Sowing seed on or close to the previous year’s cropping row rather than on the inter-row can improve plant establishment on non-wetting soils as the old root channels act as pathways for water infiltration. Research at Pingrup on WA’s south coast found soil water contents were significantly higher on the row than the inter-row in non-wetting soils and that water repellence – as measured by the molarity of ethanol droplet (MED) method – dropped over time in the ‘on-row’ compared with the inter-row (Figure 3). Water repellence on the row reduces residues over time because the higher soil water content encourages the growth of wax-degrading bacteria, which work to strip the soil particles of their water-repellent, waxy skin.

Stubble and no-till

Photo compilation (4) showing variation in soil water movement between cultivated and no-till non-wetting soil

Figure 4 Variation in soil water movement (blue dye) between cultivated (b and d) and no-till (a and c) non-wetting soil.

Despite concentrating the waxy compounds responsible for water repellence at the soil surface, no-tillage systems are associated with reduced non-wetting symptoms due to the formation and maintenance of bio-pores created by old roots that act as channels for water flow into the soil (Figure 4a).

In a cultivated soil these bio-pores are broken up, which restricts water entry (Figure 4b). Root channels persist in no-till systems even after the crops have matured, conducting water into the soil well after the establishment of the new season’s crop (Figure 4c).

When non-wetting soil is cultivated, water entry into the crop rows depends on the development of new root channels by the emerging crop, but the surface soil between the new rows remains dry (Figure 4d).

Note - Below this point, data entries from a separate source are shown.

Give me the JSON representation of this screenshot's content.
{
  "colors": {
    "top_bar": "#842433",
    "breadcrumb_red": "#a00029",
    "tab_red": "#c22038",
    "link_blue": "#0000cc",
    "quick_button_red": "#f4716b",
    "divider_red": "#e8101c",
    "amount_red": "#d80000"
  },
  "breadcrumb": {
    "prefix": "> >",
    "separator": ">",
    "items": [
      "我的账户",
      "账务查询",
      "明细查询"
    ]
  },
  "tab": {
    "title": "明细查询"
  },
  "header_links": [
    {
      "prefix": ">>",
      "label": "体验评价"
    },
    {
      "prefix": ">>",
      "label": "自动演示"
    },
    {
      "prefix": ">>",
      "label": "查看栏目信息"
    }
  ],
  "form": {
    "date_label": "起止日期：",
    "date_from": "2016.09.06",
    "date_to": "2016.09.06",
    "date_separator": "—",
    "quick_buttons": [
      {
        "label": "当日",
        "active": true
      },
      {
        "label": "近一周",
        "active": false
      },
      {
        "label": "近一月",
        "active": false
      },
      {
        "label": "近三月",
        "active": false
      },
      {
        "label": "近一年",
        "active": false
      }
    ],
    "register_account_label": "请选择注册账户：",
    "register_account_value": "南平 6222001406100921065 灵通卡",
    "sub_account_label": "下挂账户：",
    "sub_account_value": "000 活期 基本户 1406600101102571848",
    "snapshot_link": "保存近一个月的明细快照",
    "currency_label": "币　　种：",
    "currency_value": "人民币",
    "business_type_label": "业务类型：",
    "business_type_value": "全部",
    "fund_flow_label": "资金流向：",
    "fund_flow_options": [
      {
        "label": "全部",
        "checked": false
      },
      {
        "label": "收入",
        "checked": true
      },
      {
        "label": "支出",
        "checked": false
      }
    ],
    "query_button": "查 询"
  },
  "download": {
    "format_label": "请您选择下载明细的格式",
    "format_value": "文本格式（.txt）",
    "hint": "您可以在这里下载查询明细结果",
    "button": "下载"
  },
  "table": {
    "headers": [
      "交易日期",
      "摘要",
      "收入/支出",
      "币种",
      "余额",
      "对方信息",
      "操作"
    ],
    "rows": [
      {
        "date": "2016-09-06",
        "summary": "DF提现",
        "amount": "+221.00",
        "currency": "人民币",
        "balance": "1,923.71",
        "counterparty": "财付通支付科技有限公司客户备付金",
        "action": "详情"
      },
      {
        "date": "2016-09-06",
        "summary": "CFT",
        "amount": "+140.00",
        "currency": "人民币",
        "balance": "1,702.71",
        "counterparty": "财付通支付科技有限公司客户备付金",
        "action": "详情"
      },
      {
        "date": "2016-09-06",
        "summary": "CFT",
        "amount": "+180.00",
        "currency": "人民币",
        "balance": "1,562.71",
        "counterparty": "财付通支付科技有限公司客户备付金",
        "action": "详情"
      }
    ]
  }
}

Wetting agents

Banding a wetting agent in the furrow base behind the press wheels requires 20 to 50 per cent less agent than a blanket application across the entire paddock. Early generation wetting agents were shown to increase crop establishment by 10 to 18 per cent depending on rate (Figure 5), but some trials also delivered yield losses due to the negative impact of the wetter chemistry on water retention and nutrient leaching (Table 2). Newer, shorter-lasting and biodegradable banded wetting agents have since been developed that have less impact on soil water retention and nutrient leaching while providing better wetting-up of the soil and improved crop germination. To be successful, wetting agents need to be applied as a continuous band to the base of the furrow. Furrow infill, soil throw from adjacent seeding tynes or placement onto soil that is still moving can all reduce the efficacy of the banded surfactant.

Bar chart showing lupin, barley and wheat crop establishment improved with blanket and banded applied wetting agents

Figure 5 Lupin, barley and wheat crop establishment improved with blanket and banded applied wetting agents.

Trial Number of comparisons
Average yield
Per cent yield change
Yield change range (kg/ha)
All trials
16 144 9 –340 to 550
Dry sown
10 204 16 0 to 490
Wet sown
6 –50 –2 –340 to 550
DAFWA 1993 cereals
4 125 8 –100 to 300

Application rates 1 to 2L/ha. Costs range from $8 to $16/ha. Benefits last one year.

SOURCE: DAFWA

More information:

Dr Margaret Roper, CSIRO Agriculture Flagship,
08 9333 6668,

margaret.roper@csiro.au;

Dr Phil Ward, CSIRO Agriculture Flagship,
08 9333 6616,
phil.ward@csiro.au;

Dr Stephen Davies, DAFWA,
0408 439 497,
stephen.davies@agric.wa.gov.au

Next:

Long-term non-wetting remedies

Previous:

Dry seeding puts time pressure on moisture

GRDC Project Code CSP00139

Region West